is simply “because it’s always been that way.” It tends to
be easier to finger chords that are used primarily on the
guitar. Without going into too much detail that would go
way over your head I’ll leave it at that.#
! Now, with that out of the way, let me first address the actual point
of this article that peaked your interest. I will be taking everything here from the
perspective that you are playing your guitar in E standard or some form of standard (Eb
standard, for instance Eb Ab Db Gb Bb Eb). Using a basic power chord shape, I want
you to notice the following:#
! What do you notice about this picture?
The power chord o the E string and A
string are the same. #
! Now what if I told you that all 4 chords
are exactly the same shape? You would
probably say, no they’re not. The top two
are dierent.#
! Technically, they have dierent
fingerings, but they are the same shape.
What happens to the chords on the D and G string is that they are manipulated
because they have strings that fall on the B string.#
! On the guitar all the strings are separated by a Perfect 4th. Meaning E to A has 5
notes between it (F F# G G# A), A to D has 5 notes between it ( A# B C C# D) D to G
has 5 notes between it ( D# E F F# G) and the B string to E string has 5 notes between
it ( C C# D D# E) . However, the G string to the B string is only separated by a Major
Third and only has 4 notes between it. (G# A A# B). Since G to B is separated by only a
major third instead of a 4th, everything on the B string shifts up one fret. #
Now, look again at the picture above and see what happened to the 355 shape when it
reached the B string. The note on the B string shifts up one fret, so the 355 chord
becomes 356#
! Now let’s look at the more bizarre looking 366 chord that starts on the G string.
How does it follow this pattern. As I wrote up above between the B string and the E
string is a perfect 4th (5 note dierence) like all the other strings. What happens for
chords that start on the B strings? Any note on the B string still needs to be moved up
1 fret. So the start of the chord that was 35 becomes 36. Then the B string and the E
string are still a perfect 4th apart like every other string, so they must maintain their
normal relationship.#
! For those that find this dicult to understand I will restate it in a dierent way. If
we look at the original power chord the 355,otice how the last two strings are 55. They
are stacked on top of each other. The chord that starts on the G string is 66. Meaning
the relationship between the two top notes stays the same.
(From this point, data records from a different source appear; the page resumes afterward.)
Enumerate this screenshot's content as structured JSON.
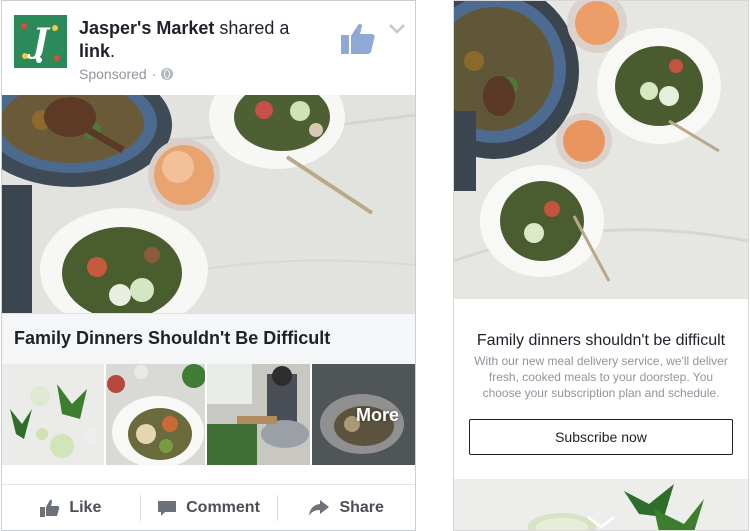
{
  "post": {
    "page_name": "Jasper's Market",
    "shared_text": "shared a",
    "link_word": "link",
    "period": ".",
    "sponsored_label": "Sponsored",
    "separator": "·",
    "ad_title": "Family Dinners Shouldn't Be Difficult",
    "carousel_more_label": "More",
    "actions": {
      "like": "Like",
      "comment": "Comment",
      "share": "Share"
    }
  },
  "canvas": {
    "title": "Family dinners shouldn't be difficult",
    "body": "With our new meal delivery service, we'll deliver fresh, cooked meals to your doorstep. You choose your subscription plan and schedule.",
    "button_label": "Subscribe now"
  },
  "colors": {
    "text_primary": "#1d2129",
    "text_secondary": "#90949c",
    "action_text": "#4b4f56",
    "avatar_green": "#2c8a5a",
    "title_bar_bg": "#f5f6f7"
  },
  "icons": [
    "thumbs-up-icon",
    "chevron-down-icon",
    "globe-icon",
    "comment-icon",
    "share-arrow-icon"
  ]
}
Only the note on the B
string shifts. #
! his can be a hard concept to grasp at first, so you may need to read this article
multiple times to grasp the full concept. Make sure you play the chords on the example
up above, as doing so will help you fully grasp the concept.#
————About The Author#
Chris Glyde is an inspired teacher who loves showing his guitar lesson students the
little changes in their playing that can make all the dierence. #